THE BLIND SWORDSMAN: ZATOICHI directed and written by Takeshi Kitano from the novel by Kan Shimozawa, produced by Masayuki Mori and Tsunehisa Saitô, with Kitano, Tadanobu Asano, Yui Natsukawa and Michiyo Ookusu. 116 minutes. An Asahi/Office Kitano production. An Alliance Atlantis release. Opens Friday (June 11). For venues and times see Movies, page 106. Rating: NNN Rating: NNN
For the sake of those westerners who've never encountered any of the 20-odd Japanese titles that begin with his name, Zatôichi is a blind masseur who walks the Japanese countryside in the samurai era. He's also a master swordsman, so quick with his blade that he rarely gets involved in any prolonged fencing matches.
He does the hero thing - defending the weak, smiting the oppressor - with a wry humour that elevates the Zatàichi series above most generic samurai pictures, even if they seldom match the very best the genre has produced.

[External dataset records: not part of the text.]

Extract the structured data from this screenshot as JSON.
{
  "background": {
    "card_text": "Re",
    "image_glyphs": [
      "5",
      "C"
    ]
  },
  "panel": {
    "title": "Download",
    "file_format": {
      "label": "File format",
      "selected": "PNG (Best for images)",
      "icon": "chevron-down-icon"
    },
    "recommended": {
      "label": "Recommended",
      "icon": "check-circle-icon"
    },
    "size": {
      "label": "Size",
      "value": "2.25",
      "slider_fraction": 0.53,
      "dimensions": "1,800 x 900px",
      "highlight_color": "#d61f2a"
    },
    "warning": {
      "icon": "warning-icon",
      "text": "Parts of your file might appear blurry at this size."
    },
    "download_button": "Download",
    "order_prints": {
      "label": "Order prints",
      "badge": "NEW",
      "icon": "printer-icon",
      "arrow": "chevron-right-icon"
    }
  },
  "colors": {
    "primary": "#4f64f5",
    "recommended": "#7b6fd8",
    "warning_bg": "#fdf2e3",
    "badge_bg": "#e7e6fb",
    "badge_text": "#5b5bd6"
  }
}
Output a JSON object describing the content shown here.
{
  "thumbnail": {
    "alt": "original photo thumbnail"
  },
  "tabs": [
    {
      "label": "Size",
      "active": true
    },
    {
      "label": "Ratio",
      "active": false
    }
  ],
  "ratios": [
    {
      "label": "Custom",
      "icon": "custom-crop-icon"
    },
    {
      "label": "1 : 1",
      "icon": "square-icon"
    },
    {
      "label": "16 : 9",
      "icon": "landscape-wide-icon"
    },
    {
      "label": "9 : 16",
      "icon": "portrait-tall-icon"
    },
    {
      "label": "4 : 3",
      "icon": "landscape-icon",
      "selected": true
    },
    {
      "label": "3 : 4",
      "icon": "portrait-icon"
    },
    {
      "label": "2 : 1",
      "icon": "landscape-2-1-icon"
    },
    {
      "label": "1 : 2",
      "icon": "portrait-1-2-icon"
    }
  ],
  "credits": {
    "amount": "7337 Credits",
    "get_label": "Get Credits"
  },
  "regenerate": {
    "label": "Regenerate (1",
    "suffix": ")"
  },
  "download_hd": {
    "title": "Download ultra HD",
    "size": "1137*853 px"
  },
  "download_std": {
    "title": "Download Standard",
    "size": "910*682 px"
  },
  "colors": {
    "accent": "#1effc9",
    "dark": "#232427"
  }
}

Anyone wishing to explore the series can find the titles on DVD from Home Vision, which has issued about half the series.
Takeshi Kitano's multimedia career includes writing, directing and acting in his own films and those of others. Also known as "Beat" Takeshi from his stand-up comedy days, he's devoted most of his onscreen time to cultivating his own poker-faced cool in existential gangster films like Sonatine and Fireworks (Hana-bi).
After his exceedingly odd gay samurai film Gohatto (Taboo), Kitano turns his attention to Zatàichi, a near mythical figure in Japanese cinema, making him into a poker-faced character of inestimable cool.
He's so cool that he wins at gambling because his ears can detect which way the dice will fall by the sound of their rattle in the cup. He walks into a town that looks suspiciously like the one in Yojimbo, where the two dominant crime families are ripe to destroy each other, with a little help.
The help comes in the form of a talented ronin, an out-of-work masterless samurai who offers himself up to one of the gangs though it offends his sense of honour. He's so good that, once we've seen Zatàichi take on a gang of ruffians who steal his sword before attacking him and still lose, we know that everything is foreplay to their big showdown.
There's not nearly as much dead air as in most Kitano films. His direction here has snap, and every scene is staged as a tense confrontation between people battling to control the space 3 feet around them, a neat trick when everyone is sitting cross-legged on the floor.
Unfortunately, the climax isn't that impressive, in part because, as he himself admits, Kitano's no swordsman. Kitano the director is forced to cut around Kitano the actor, who just doesn't have the moves.